In addition, Laura King, a researcher from the University of Missouri Department of Psychological Sciences, did a study on the health benefits of writing about life goals, and she discovered that, “Five months after writing, a significant interaction emerged such that writing about trauma, one’s best possible self, or both were associated with decreased illness compared with controls. Examining the most hopeful aspects of our lives through writing—our best imagined futures, our “most cherished self-wishes” (Allport, 1961)—might also bestow on us the benefits of writing that have been long assumed to be tied only to our traumatic histories.”
We encourage you to write your imagine story (click here for the free journal), when you get to the end of your imagine story, try framing the ending around a “hopeful turn.” Sometimes people really struggle coming up with ideas for a hopeful ending to their imagine stories, especially students. To assist with this, we have been given generous permission by Bret Stein, the creator of The Feelings Wheel (download it here). It is an integral part of the Center for Nonviolent Communication and now we are using it to help people identify feelings that can help drive their imagine stories.
Here is how it works:
The wheel is divided into twelve core emotions, six of which we feel when our needs are not being met, and six of which we feel when our needs are being met. The feelings are organized by color with opposites directly across from each other. After writing your imagine story focused on the feelings you have when your needs are not being met, find the “hopeful turn” by identifying the opposite emotion you hope to feel directly across the wheel and then write what you imagine happening to experience that feeling.
It is my hope that you and your students will experience the power of The Imagine Project and the “hopeful turn” and that it will lead to goal setting, resiliency, and agency. Download the free journals here to get started!

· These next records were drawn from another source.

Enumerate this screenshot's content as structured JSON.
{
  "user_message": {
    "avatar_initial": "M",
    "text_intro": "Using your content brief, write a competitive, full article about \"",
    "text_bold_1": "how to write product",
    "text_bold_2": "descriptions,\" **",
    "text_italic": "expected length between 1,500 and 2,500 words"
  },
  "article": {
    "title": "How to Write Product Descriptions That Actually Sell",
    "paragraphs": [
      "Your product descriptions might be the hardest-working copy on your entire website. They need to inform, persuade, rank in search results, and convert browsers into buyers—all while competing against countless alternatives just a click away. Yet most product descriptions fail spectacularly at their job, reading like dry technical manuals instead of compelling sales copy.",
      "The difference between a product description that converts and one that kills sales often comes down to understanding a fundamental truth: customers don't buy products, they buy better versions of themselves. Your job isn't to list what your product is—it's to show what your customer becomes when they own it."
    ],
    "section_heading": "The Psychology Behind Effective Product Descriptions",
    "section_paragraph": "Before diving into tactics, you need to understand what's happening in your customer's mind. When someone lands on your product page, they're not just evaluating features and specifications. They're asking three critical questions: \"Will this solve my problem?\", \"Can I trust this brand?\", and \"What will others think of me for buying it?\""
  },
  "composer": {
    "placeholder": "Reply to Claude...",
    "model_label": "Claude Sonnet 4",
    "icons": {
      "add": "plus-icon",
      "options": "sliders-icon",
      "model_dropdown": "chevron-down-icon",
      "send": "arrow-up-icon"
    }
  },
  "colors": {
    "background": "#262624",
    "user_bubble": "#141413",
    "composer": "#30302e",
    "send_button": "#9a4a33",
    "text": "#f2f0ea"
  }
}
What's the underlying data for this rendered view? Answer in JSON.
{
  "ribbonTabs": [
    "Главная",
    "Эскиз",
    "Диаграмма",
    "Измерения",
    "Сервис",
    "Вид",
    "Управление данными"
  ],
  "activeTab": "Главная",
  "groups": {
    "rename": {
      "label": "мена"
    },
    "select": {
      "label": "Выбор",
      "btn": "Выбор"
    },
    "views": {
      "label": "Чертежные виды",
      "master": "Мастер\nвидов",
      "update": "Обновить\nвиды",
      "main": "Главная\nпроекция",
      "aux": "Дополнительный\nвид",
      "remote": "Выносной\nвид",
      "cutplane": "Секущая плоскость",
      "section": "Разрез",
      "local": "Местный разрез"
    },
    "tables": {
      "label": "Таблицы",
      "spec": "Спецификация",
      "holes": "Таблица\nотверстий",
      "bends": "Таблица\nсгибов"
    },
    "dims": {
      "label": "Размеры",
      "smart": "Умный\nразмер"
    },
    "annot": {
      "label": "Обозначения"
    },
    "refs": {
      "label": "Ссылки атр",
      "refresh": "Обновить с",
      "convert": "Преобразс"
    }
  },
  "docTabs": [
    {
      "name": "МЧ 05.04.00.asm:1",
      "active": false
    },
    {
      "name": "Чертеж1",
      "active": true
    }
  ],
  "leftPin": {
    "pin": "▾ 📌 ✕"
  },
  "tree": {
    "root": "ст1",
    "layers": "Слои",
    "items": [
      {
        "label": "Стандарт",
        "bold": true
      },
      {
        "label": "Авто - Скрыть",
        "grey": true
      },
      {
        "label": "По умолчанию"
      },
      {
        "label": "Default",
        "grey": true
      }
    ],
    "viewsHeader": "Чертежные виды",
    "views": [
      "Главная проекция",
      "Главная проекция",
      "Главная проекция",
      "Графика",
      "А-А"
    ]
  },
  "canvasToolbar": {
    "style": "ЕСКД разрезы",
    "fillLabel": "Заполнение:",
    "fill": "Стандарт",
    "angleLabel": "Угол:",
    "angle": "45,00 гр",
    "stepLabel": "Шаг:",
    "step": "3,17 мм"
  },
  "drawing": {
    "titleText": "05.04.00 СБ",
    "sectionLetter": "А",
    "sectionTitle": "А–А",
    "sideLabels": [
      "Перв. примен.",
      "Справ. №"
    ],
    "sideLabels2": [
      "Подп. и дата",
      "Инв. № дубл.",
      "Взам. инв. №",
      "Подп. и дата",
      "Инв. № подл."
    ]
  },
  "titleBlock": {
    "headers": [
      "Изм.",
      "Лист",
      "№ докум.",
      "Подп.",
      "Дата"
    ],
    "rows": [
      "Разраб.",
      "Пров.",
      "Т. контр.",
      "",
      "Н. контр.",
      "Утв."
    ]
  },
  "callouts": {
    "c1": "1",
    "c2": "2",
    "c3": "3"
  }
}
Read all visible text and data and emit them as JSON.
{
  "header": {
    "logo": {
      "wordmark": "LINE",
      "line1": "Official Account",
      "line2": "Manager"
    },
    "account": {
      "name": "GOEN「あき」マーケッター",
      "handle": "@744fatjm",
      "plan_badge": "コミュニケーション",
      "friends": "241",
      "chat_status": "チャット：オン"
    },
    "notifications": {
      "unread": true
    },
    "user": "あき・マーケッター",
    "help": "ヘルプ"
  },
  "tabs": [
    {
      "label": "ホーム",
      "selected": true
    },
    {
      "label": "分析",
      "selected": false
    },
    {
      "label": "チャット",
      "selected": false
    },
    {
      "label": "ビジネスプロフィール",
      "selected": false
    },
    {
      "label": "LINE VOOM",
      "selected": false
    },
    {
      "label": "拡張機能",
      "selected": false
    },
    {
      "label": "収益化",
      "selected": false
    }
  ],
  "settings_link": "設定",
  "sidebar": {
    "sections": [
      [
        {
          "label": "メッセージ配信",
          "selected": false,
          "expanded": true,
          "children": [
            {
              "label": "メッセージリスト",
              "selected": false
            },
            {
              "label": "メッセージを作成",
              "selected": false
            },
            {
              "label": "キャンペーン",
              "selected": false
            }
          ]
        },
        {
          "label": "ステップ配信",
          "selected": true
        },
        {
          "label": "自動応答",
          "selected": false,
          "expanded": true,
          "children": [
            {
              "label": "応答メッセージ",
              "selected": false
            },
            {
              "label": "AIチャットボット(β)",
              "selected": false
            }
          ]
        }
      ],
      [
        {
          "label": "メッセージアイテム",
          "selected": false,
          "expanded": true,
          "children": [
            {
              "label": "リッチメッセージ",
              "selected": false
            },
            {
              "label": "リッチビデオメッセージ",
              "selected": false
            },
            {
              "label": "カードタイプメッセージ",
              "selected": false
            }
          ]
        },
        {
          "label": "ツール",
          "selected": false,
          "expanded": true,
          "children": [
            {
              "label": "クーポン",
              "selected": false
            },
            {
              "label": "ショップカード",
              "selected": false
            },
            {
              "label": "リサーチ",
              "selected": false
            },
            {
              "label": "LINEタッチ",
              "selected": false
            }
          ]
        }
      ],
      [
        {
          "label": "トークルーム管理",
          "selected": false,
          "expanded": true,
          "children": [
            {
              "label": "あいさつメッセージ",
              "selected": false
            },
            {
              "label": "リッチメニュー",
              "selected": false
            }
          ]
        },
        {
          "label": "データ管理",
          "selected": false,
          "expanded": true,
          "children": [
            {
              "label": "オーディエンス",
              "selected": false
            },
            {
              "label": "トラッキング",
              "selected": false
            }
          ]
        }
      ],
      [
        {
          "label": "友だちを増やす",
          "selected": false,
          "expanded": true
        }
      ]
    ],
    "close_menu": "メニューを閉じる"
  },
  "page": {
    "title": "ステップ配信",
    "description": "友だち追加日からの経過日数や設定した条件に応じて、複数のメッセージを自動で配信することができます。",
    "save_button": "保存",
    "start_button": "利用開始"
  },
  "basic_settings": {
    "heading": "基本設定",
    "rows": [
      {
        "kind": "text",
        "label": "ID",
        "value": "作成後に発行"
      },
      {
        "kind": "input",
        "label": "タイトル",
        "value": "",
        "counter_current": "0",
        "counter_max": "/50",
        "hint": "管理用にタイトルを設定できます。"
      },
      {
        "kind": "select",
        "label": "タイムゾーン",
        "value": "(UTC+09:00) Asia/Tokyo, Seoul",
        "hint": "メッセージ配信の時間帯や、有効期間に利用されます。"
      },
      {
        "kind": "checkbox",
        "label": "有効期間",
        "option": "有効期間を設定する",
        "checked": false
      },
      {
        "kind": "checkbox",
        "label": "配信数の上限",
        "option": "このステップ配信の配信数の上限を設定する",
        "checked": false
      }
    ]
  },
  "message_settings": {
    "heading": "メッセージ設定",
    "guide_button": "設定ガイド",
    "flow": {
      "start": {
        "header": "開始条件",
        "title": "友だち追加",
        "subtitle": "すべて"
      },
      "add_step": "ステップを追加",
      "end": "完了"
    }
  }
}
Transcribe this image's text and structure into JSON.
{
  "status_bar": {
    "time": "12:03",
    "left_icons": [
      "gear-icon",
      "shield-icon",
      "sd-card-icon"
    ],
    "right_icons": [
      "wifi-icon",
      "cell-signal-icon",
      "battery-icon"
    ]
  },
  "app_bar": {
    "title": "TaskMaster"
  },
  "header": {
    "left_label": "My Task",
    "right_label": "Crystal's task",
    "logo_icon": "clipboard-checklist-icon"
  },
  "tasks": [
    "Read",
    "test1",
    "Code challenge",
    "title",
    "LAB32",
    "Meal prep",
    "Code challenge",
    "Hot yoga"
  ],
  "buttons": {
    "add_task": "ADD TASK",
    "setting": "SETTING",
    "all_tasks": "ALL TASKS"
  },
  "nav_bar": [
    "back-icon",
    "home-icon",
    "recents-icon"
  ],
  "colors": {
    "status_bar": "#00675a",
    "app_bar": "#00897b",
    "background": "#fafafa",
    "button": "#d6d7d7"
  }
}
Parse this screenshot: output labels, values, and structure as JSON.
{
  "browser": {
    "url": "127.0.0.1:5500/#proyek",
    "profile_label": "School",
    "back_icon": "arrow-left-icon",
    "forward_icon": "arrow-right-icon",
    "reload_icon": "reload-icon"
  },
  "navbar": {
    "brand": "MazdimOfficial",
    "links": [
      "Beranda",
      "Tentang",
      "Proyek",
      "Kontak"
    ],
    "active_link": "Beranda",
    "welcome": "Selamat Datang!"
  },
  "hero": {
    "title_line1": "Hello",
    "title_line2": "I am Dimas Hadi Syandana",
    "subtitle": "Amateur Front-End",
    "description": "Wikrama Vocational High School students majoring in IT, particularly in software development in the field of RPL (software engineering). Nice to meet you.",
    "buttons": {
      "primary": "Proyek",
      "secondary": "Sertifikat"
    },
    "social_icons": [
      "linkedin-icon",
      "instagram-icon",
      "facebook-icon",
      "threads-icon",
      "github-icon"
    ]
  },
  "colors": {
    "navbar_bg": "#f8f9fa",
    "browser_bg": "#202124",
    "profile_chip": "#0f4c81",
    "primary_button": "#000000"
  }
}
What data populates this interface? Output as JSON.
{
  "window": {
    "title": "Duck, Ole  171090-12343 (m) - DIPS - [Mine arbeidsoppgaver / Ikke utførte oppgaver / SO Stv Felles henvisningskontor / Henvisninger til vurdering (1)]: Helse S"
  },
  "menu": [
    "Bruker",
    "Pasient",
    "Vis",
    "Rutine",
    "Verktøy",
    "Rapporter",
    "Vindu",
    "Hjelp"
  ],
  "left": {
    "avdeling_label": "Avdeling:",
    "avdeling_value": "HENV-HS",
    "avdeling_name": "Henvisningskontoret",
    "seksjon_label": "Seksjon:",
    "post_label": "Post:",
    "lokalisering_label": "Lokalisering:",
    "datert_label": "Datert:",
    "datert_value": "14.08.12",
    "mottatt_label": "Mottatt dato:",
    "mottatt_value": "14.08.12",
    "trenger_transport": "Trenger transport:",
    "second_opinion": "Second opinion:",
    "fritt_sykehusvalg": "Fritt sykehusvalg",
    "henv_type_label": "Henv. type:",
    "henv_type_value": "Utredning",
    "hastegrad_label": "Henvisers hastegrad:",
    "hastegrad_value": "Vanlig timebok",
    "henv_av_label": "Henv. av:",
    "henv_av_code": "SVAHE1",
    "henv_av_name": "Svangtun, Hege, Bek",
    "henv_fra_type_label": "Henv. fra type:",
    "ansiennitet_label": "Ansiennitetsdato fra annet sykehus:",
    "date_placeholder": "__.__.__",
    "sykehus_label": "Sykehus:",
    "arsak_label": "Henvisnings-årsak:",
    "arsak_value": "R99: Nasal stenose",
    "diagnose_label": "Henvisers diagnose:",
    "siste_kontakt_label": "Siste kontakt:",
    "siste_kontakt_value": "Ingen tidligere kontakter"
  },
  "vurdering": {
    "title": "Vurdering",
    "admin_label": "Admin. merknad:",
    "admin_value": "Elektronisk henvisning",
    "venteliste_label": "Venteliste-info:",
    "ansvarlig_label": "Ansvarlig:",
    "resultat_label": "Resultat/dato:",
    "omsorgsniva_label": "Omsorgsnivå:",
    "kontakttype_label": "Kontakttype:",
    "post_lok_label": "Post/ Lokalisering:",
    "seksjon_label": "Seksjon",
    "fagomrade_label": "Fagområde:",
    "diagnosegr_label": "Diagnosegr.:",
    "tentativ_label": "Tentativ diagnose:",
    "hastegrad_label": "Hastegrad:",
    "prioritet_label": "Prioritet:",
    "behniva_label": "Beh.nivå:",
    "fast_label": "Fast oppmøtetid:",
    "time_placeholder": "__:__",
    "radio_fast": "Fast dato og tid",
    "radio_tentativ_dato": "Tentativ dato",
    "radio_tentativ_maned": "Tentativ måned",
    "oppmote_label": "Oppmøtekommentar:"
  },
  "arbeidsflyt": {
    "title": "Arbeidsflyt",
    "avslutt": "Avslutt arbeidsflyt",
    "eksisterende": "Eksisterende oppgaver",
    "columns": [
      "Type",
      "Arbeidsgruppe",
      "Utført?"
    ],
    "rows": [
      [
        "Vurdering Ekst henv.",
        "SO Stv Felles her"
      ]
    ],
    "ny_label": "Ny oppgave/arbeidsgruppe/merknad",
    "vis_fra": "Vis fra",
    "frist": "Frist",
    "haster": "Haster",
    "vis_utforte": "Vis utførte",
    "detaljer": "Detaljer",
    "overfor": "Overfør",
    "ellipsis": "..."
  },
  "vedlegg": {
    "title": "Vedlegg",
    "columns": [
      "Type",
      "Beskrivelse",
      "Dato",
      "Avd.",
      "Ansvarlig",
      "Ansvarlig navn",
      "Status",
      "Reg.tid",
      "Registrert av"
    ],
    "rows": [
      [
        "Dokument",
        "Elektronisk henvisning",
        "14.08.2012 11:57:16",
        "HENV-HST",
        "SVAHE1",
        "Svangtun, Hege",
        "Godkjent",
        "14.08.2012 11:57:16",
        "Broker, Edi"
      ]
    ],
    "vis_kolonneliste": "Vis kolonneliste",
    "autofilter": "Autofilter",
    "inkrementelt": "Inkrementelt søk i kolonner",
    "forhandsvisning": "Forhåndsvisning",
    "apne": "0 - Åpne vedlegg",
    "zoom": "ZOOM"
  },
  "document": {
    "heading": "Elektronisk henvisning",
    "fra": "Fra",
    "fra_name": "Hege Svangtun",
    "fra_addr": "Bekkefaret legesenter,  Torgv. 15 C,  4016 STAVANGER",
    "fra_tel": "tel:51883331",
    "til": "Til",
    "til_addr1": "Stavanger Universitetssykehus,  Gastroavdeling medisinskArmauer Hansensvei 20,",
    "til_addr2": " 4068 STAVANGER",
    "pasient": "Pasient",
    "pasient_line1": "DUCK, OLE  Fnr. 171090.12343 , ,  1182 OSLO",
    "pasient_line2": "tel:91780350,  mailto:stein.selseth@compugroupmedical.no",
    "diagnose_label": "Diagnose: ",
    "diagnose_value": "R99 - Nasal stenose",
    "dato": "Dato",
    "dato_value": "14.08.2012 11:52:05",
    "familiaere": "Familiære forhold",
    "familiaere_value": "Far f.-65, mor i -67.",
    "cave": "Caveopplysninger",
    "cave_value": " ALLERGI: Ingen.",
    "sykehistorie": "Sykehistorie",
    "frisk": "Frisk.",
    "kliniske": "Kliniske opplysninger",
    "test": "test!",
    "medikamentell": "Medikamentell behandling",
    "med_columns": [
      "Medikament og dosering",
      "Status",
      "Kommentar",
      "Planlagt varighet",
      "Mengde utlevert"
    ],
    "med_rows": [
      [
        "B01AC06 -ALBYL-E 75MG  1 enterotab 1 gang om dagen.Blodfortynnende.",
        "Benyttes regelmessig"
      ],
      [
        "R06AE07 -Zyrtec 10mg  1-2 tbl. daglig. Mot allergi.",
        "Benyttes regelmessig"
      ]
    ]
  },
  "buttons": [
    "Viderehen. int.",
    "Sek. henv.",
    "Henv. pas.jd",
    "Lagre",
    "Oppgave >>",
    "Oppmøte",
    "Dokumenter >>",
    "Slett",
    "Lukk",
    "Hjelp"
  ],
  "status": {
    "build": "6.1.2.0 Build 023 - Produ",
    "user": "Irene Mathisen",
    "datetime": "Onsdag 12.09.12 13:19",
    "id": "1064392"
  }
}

Written by Todd Daubert, Educational Consultant, The Imagine Project, Inc.